** YOUR OBJECTIVE **
Every record must be retyped exactly as it reads.

Interface dataset entries:

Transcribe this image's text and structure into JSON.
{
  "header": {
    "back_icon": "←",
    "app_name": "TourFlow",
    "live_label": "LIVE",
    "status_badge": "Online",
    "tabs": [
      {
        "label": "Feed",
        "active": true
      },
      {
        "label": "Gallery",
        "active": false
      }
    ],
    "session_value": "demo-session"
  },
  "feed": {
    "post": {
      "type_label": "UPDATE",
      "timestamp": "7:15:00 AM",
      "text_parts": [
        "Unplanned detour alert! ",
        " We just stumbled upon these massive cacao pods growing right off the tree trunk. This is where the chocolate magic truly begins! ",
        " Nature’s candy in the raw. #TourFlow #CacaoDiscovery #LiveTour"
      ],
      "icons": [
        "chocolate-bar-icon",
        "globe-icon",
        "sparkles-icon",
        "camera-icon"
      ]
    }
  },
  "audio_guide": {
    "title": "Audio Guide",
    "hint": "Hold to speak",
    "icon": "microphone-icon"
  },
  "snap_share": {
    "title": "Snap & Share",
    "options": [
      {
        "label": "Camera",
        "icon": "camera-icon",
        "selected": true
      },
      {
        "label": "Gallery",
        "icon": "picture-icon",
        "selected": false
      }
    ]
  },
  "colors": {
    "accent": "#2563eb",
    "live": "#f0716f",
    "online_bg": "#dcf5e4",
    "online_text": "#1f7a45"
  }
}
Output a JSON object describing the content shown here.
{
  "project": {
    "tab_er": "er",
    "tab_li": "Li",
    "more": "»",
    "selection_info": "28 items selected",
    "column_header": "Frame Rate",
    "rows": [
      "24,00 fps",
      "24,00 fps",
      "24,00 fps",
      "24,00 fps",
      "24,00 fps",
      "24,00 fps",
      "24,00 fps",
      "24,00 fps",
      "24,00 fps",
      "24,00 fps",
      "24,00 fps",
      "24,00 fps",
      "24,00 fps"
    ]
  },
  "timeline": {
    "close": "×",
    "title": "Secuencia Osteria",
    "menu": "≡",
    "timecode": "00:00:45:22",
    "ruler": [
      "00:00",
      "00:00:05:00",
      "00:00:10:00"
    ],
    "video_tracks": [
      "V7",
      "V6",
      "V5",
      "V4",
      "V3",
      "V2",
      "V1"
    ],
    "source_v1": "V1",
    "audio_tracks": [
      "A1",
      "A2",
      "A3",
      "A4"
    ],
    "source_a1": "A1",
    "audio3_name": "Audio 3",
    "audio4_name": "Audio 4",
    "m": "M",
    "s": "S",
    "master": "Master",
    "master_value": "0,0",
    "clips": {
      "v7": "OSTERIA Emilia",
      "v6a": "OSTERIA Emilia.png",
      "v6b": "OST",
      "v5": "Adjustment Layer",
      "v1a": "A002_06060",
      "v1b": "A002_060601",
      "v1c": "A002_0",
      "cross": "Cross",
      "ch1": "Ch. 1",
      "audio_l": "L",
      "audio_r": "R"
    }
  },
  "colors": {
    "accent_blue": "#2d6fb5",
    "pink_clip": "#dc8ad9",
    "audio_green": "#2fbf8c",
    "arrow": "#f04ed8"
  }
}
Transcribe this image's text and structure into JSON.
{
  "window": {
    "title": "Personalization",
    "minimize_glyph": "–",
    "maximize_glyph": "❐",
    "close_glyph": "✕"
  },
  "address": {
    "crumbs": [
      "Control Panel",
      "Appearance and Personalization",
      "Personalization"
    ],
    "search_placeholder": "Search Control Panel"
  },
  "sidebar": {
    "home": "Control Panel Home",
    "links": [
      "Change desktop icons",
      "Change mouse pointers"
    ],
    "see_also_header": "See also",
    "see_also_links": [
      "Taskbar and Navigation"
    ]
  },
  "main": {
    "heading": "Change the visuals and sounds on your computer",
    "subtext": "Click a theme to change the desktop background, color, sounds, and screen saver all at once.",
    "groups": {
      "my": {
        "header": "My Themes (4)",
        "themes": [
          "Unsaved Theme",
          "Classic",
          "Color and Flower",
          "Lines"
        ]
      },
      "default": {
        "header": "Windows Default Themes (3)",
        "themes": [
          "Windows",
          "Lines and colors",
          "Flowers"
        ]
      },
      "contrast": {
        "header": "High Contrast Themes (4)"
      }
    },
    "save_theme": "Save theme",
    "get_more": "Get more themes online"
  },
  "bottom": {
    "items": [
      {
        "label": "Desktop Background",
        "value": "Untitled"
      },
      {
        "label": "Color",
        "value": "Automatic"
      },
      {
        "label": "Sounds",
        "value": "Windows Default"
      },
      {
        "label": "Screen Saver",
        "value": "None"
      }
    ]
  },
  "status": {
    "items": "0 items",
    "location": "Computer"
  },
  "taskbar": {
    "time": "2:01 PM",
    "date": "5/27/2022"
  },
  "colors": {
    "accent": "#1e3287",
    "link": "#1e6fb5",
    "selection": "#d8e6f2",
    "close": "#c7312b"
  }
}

** OUTPUT **
Transcribe this image's text and structure into JSON.
{
  "header": {
    "back_icon": "←",
    "app_name": "TourFlow",
    "live_label": "LIVE",
    "status_badge": "Online",
    "tabs": [
      {
        "label": "Feed",
        "active": true
      },
      {
        "label": "Gallery",
        "active": false
      }
    ],
    "session_value": "demo-session"
  },
  "feed": {
    "post": {
      "type_label": "UPDATE",
      "timestamp": "7:15:00 AM",
      "text_parts": [
        "Unplanned detour alert! ",
        " We just stumbled upon these massive cacao pods growing right off the tree trunk. This is where the chocolate magic truly begins! ",
        " Nature’s candy in the raw. #TourFlow #CacaoDiscovery #LiveTour"
      ],
      "icons": [
        "chocolate-bar-icon",
        "globe-icon",
        "sparkles-icon",
        "camera-icon"
      ]
    }
  },
  "audio_guide": {
    "title": "Audio Guide",
    "hint": "Hold to speak",
    "icon": "microphone-icon"
  },
  "snap_share": {
    "title": "Snap & Share",
    "options": [
      {
        "label": "Camera",
        "icon": "camera-icon",
        "selected": true
      },
      {
        "label": "Gallery",
        "icon": "picture-icon",
        "selected": false
      }
    ]
  },
  "colors": {
    "accent": "#2563eb",
    "live": "#f0716f",
    "online_bg": "#dcf5e4",
    "online_text": "#1f7a45"
  }
}
Output a JSON object describing the content shown here.
{
  "project": {
    "tab_er": "er",
    "tab_li": "Li",
    "more": "»",
    "selection_info": "28 items selected",
    "column_header": "Frame Rate",
    "rows": [
      "24,00 fps",
      "24,00 fps",
      "24,00 fps",
      "24,00 fps",
      "24,00 fps",
      "24,00 fps",
      "24,00 fps",
      "24,00 fps",
      "24,00 fps",
      "24,00 fps",
      "24,00 fps",
      "24,00 fps",
      "24,00 fps"
    ]
  },
  "timeline": {
    "close": "×",
    "title": "Secuencia Osteria",
    "menu": "≡",
    "timecode": "00:00:45:22",
    "ruler": [
      "00:00",
      "00:00:05:00",
      "00:00:10:00"
    ],
    "video_tracks": [
      "V7",
      "V6",
      "V5",
      "V4",
      "V3",
      "V2",
      "V1"
    ],
    "source_v1": "V1",
    "audio_tracks": [
      "A1",
      "A2",
      "A3",
      "A4"
    ],
    "source_a1": "A1",
    "audio3_name": "Audio 3",
    "audio4_name": "Audio 4",
    "m": "M",
    "s": "S",
    "master": "Master",
    "master_value": "0,0",
    "clips": {
      "v7": "OSTERIA Emilia",
      "v6a": "OSTERIA Emilia.png",
      "v6b": "OST",
      "v5": "Adjustment Layer",
      "v1a": "A002_06060",
      "v1b": "A002_060601",
      "v1c": "A002_0",
      "cross": "Cross",
      "ch1": "Ch. 1",
      "audio_l": "L",
      "audio_r": "R"
    }
  },
  "colors": {
    "accent_blue": "#2d6fb5",
    "pink_clip": "#dc8ad9",
    "audio_green": "#2fbf8c",
    "arrow": "#f04ed8"
  }
}
Transcribe this image's text and structure into JSON.
{
  "window": {
    "title": "Personalization",
    "minimize_glyph": "–",
    "maximize_glyph": "❐",
    "close_glyph": "✕"
  },
  "address": {
    "crumbs": [
      "Control Panel",
      "Appearance and Personalization",
      "Personalization"
    ],
    "search_placeholder": "Search Control Panel"
  },
  "sidebar": {
    "home": "Control Panel Home",
    "links": [
      "Change desktop icons",
      "Change mouse pointers"
    ],
    "see_also_header": "See also",
    "see_also_links": [
      "Taskbar and Navigation"
    ]
  },
  "main": {
    "heading": "Change the visuals and sounds on your computer",
    "subtext": "Click a theme to change the desktop background, color, sounds, and screen saver all at once.",
    "groups": {
      "my": {
        "header": "My Themes (4)",
        "themes": [
          "Unsaved Theme",
          "Classic",
          "Color and Flower",
          "Lines"
        ]
      },
      "default": {
        "header": "Windows Default Themes (3)",
        "themes": [
          "Windows",
          "Lines and colors",
          "Flowers"
        ]
      },
      "contrast": {
        "header": "High Contrast Themes (4)"
      }
    },
    "save_theme": "Save theme",
    "get_more": "Get more themes online"
  },
  "bottom": {
    "items": [
      {
        "label": "Desktop Background",
        "value": "Untitled"
      },
      {
        "label": "Color",
        "value": "Automatic"
      },
      {
        "label": "Sounds",
        "value": "Windows Default"
      },
      {
        "label": "Screen Saver",
        "value": "None"
      }
    ]
  },
  "status": {
    "items": "0 items",
    "location": "Computer"
  },
  "taskbar": {
    "time": "2:01 PM",
    "date": "5/27/2022"
  },
  "colors": {
    "accent": "#1e3287",
    "link": "#1e6fb5",
    "selection": "#d8e6f2",
    "close": "#c7312b"
  }
}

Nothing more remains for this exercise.